▶ [PROBLEM TO WORK ON]
Images are not part of the copy; write out the rest of the data exactly as given.

[Dataset entries]
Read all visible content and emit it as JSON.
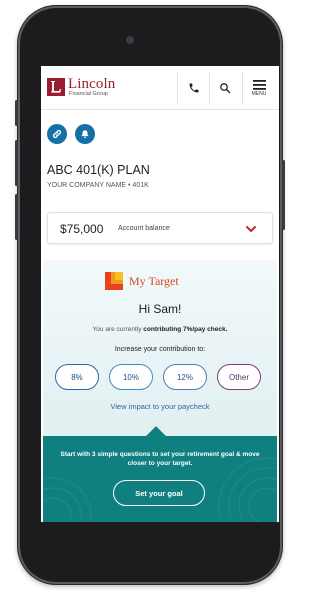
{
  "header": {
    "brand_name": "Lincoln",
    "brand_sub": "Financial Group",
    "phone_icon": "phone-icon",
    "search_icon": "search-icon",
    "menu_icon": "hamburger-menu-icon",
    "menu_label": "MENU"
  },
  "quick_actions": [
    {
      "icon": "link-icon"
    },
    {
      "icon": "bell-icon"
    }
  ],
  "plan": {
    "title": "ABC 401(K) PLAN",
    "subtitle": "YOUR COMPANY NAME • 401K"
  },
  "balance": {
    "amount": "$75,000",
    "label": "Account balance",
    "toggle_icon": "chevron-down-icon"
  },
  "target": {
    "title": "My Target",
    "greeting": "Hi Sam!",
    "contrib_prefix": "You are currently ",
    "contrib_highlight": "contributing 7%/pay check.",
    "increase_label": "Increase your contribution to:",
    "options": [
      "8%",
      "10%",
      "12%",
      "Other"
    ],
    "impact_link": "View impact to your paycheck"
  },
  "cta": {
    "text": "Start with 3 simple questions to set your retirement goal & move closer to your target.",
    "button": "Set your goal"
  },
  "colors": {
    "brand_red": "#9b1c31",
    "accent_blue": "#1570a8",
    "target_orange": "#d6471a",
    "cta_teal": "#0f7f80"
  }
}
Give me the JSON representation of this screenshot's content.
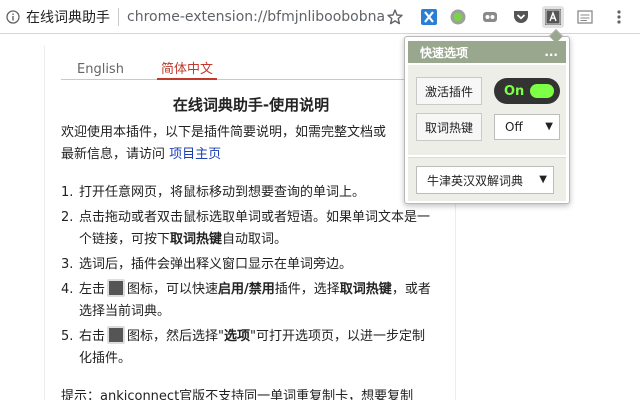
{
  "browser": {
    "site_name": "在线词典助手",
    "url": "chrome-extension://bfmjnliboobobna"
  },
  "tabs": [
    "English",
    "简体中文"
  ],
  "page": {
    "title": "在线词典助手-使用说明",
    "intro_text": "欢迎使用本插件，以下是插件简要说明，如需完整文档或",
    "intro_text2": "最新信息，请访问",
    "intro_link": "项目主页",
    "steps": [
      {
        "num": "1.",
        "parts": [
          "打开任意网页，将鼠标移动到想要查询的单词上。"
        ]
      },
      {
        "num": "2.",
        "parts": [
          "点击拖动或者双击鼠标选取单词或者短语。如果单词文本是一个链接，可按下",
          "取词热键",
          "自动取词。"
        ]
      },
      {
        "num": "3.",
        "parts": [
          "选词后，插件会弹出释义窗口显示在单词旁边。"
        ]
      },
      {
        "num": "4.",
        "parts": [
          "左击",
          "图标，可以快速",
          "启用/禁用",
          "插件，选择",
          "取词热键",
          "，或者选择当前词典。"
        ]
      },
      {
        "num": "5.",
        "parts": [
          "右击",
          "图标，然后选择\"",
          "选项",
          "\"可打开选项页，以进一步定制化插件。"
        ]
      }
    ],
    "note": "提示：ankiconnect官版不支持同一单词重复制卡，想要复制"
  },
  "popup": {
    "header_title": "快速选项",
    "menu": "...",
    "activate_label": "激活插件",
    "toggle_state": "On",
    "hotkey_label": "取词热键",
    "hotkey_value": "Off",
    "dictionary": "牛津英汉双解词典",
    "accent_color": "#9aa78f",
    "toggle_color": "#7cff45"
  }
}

▶ [YOUR SOLUTION]
Read all visible content and emit it as JSON.
{
  "header": {
    "brand_name": "Lincoln",
    "brand_sub": "Financial Group",
    "phone_icon": "phone-icon",
    "search_icon": "search-icon",
    "menu_icon": "hamburger-menu-icon",
    "menu_label": "MENU"
  },
  "quick_actions": [
    {
      "icon": "link-icon"
    },
    {
      "icon": "bell-icon"
    }
  ],
  "plan": {
    "title": "ABC 401(K) PLAN",
    "subtitle": "YOUR COMPANY NAME • 401K"
  },
  "balance": {
    "amount": "$75,000",
    "label": "Account balance",
    "toggle_icon": "chevron-down-icon"
  },
  "target": {
    "title": "My Target",
    "greeting": "Hi Sam!",
    "contrib_prefix": "You are currently ",
    "contrib_highlight": "contributing 7%/pay check.",
    "increase_label": "Increase your contribution to:",
    "options": [
      "8%",
      "10%",
      "12%",
      "Other"
    ],
    "impact_link": "View impact to your paycheck"
  },
  "cta": {
    "text": "Start with 3 simple questions to set your retirement goal & move closer to your target.",
    "button": "Set your goal"
  },
  "colors": {
    "brand_red": "#9b1c31",
    "accent_blue": "#1570a8",
    "target_orange": "#d6471a",
    "cta_teal": "#0f7f80"
  }
}
Give me the JSON representation of this screenshot's content.
{
  "browser": {
    "site_name": "在线词典助手",
    "url": "chrome-extension://bfmjnliboobobna"
  },
  "tabs": [
    "English",
    "简体中文"
  ],
  "page": {
    "title": "在线词典助手-使用说明",
    "intro_text": "欢迎使用本插件，以下是插件简要说明，如需完整文档或",
    "intro_text2": "最新信息，请访问",
    "intro_link": "项目主页",
    "steps": [
      {
        "num": "1.",
        "parts": [
          "打开任意网页，将鼠标移动到想要查询的单词上。"
        ]
      },
      {
        "num": "2.",
        "parts": [
          "点击拖动或者双击鼠标选取单词或者短语。如果单词文本是一个链接，可按下",
          "取词热键",
          "自动取词。"
        ]
      },
      {
        "num": "3.",
        "parts": [
          "选词后，插件会弹出释义窗口显示在单词旁边。"
        ]
      },
      {
        "num": "4.",
        "parts": [
          "左击",
          "图标，可以快速",
          "启用/禁用",
          "插件，选择",
          "取词热键",
          "，或者选择当前词典。"
        ]
      },
      {
        "num": "5.",
        "parts": [
          "右击",
          "图标，然后选择\"",
          "选项",
          "\"可打开选项页，以进一步定制化插件。"
        ]
      }
    ],
    "note": "提示：ankiconnect官版不支持同一单词重复制卡，想要复制"
  },
  "popup": {
    "header_title": "快速选项",
    "menu": "...",
    "activate_label": "激活插件",
    "toggle_state": "On",
    "hotkey_label": "取词热键",
    "hotkey_value": "Off",
    "dictionary": "牛津英汉双解词典",
    "accent_color": "#9aa78f",
    "toggle_color": "#7cff45"
  }
}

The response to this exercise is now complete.